Shenzhen, China-headquartered DJI has expanded to California’s Silicon Valley by opening a new research and development (R&D) office in Palo Alto.
Rob Schlub joins the company as vice president of R&D, and Darren Liccardo joins as vice president of engineering. The two will open and run the new office, which will eventually include several dozen engineers.
The office will conduct its own R&D for DJI, as well as facilitate and deepen collaboration with Silicon Valley’s robotics community. The new location will add to and diversify DJI’s R&D operations, which to date, have been largely focused in Shenzhen but have been expanding internationally in recent months. DJI says it has an R&D staff of 1,500, as well as hundreds of patents on file.
DJI is a global developer and manufacturer of drone and camera technology for commercial and recreational use. Its global operations currently span North America, Europe and Asia, and its products have been bought by customers in over 100 countries. The company recently established a corporate partnership with Hasselblad Group, a Sweden-based manufacturer of medium-format cameras and lenses.

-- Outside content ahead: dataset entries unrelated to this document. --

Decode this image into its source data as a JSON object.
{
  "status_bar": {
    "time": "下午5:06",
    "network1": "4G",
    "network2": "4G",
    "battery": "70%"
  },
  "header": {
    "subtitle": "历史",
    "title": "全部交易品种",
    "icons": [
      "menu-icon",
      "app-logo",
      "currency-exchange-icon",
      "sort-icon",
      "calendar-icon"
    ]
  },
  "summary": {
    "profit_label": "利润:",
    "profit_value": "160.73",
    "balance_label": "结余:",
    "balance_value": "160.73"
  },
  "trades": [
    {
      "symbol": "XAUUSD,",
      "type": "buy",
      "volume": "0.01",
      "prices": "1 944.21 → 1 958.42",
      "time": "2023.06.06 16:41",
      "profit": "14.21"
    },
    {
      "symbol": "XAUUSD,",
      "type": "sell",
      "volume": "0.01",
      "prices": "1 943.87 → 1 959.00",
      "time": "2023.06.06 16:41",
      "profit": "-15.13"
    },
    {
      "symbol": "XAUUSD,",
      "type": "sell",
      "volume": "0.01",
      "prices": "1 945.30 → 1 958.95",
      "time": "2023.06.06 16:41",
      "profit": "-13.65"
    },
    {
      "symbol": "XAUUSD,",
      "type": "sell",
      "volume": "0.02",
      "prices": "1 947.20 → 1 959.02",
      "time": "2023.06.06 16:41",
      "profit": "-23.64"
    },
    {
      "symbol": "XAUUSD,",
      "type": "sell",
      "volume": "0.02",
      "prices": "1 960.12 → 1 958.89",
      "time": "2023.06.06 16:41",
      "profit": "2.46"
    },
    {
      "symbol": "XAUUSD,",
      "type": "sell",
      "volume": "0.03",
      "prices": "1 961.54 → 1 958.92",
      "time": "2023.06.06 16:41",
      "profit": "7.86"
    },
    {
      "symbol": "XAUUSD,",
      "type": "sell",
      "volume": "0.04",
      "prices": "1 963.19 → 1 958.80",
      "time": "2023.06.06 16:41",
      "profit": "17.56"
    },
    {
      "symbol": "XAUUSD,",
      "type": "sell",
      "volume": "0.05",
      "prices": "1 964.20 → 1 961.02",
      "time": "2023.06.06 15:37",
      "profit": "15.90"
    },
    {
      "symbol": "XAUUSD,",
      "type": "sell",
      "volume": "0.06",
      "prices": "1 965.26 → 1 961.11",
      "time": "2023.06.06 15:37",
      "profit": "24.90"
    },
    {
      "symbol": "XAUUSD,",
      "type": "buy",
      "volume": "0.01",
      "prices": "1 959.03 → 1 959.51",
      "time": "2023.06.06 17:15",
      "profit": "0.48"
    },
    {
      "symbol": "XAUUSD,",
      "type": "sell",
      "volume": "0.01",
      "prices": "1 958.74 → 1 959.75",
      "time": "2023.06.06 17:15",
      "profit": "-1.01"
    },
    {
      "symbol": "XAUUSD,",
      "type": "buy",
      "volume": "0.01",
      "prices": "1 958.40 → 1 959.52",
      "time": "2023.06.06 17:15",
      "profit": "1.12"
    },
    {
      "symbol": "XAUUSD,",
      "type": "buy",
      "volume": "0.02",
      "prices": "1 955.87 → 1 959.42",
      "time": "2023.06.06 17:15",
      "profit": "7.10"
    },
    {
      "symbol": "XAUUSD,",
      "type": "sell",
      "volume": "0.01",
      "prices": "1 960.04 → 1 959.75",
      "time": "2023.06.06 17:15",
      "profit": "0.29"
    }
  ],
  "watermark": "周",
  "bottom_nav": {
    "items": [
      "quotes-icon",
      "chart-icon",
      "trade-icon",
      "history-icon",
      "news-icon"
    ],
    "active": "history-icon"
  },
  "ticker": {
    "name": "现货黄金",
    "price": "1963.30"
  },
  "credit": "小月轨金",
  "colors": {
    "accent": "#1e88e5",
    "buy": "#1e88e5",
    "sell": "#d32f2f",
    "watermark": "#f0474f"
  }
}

Schlub joins DJI following several years of experience at Apple, where he was initially hired to work on the original iPhone. In his eight years there, he built and led Apple’s antenna-design team and left the company as its director of antenna design. Before Apple, Rob was a principal engineer at Antenova in Cambridge, England, where he led a team developing antenna technology for cellular products. He holds 120 patents, patent applications and publications.
“We couldn’t be more excited to be expanding R&D into Palo Alto,” he says. “The tremendous talent and technology of Silicon Valley will help us continue to design market-defining products that change the world.”
Liccardo’s background is in automotive and aerospace engineering, specializing in autonomous systems. He comes to DJI from Tesla Motors, where he was the electric car company’s director of autopilot engineering. Previously, he led efforts in autonomous-driving research and technology scouting at BMW’s technology office – the German automaker’s Silicon Valley outpost. Prior to that, he was director of inertial systems at Crossbow Technology, a Silicon Valley start-up that developed solid-state inertial/GPS navigation systems for aircraft and robotic applications.